On December 29, 2020, the U.S. Department of Labor’s Wage and Hour Division (WHD) issued a Field Assistance Bulletin (Bulletin) providing guidance on the use of telemedicine to establish a serious health condition under the Family and Medical Leave Act (FMLA). The FMLA provides eligible employees of covered employers with up to 12 workweeks of unpaid, job-protected leave for specified family and medical reasons during a 12-month period. These specified family and medical reasons include a serious health condition that makes the employee unable to perform the essential functions of his or her job or to care for the employee’s spouse, son, daughter, or parent with a serious health condition. A serious health condition is an “illness, injury, impairment, or physical or mental condition that involves” either: (1) “inpatient care” such as an overnight stay in a hospital, hospice, or residential medical care facility, including any period of incapacity or any subsequent treatment in connection with such inpatient care, or (2) “continuing treatment by a health care provider.” Under FMLA regulations, treatment must be “an in-person visit to a health care provider” and includes “examinations to determine if a serious health condition exists and evaluations of the condition.”
However, the Bulletin explains that, due to the COVID-19 pandemic, the WHD will consider a telemedicine visit to be an in-person for purposes of establishing a serious health condition under the FMLA provided that the telemedicine visit:
- includes an examination, evaluation, or treatment by a health care provider;
- is performed by video conference; and
- is permitted and accepted by state licensing authorities.
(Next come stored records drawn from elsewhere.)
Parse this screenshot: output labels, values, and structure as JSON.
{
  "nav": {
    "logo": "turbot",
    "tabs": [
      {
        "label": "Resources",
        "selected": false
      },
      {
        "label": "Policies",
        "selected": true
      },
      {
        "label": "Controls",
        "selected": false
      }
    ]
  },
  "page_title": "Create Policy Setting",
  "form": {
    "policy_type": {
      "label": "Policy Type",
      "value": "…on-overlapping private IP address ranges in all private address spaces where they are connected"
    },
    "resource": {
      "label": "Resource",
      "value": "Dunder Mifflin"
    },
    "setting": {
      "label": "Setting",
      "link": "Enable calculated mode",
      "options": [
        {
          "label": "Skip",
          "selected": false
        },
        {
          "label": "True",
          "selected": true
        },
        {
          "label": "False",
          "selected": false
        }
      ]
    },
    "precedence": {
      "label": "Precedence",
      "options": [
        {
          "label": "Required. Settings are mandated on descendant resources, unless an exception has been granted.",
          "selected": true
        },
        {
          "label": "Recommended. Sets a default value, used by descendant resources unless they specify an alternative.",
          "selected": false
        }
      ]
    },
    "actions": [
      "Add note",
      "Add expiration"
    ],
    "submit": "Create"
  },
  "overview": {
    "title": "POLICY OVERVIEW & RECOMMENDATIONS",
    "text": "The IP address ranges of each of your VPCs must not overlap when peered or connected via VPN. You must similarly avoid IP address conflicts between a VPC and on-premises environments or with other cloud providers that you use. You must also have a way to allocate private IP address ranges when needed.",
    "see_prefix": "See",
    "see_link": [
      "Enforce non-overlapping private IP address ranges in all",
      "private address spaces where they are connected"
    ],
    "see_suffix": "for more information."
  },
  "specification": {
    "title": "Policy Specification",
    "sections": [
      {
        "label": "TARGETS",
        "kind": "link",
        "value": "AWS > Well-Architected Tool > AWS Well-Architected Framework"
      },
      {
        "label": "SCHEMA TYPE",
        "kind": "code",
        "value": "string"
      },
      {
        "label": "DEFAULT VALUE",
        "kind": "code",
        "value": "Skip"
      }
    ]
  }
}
The Bulletin further explains that certain types of communication methods do not meet the above criteria in order to be considered an in-person visit, such as a telephone call, letter, email, or text message.
Field Assistance Bulletins are issued to provide Wage and Hour Division (WHD) field staff and investigators with guidance on enforcement positions, clarification of policies, and changes in policy so they can investigate, enforce, and administer the laws that the WHD is charged with enforcing. Nevertheless, the information in Field Assistance Bulletins can be instructive for employers because it indicates the WHD’s position on interpretations of the law.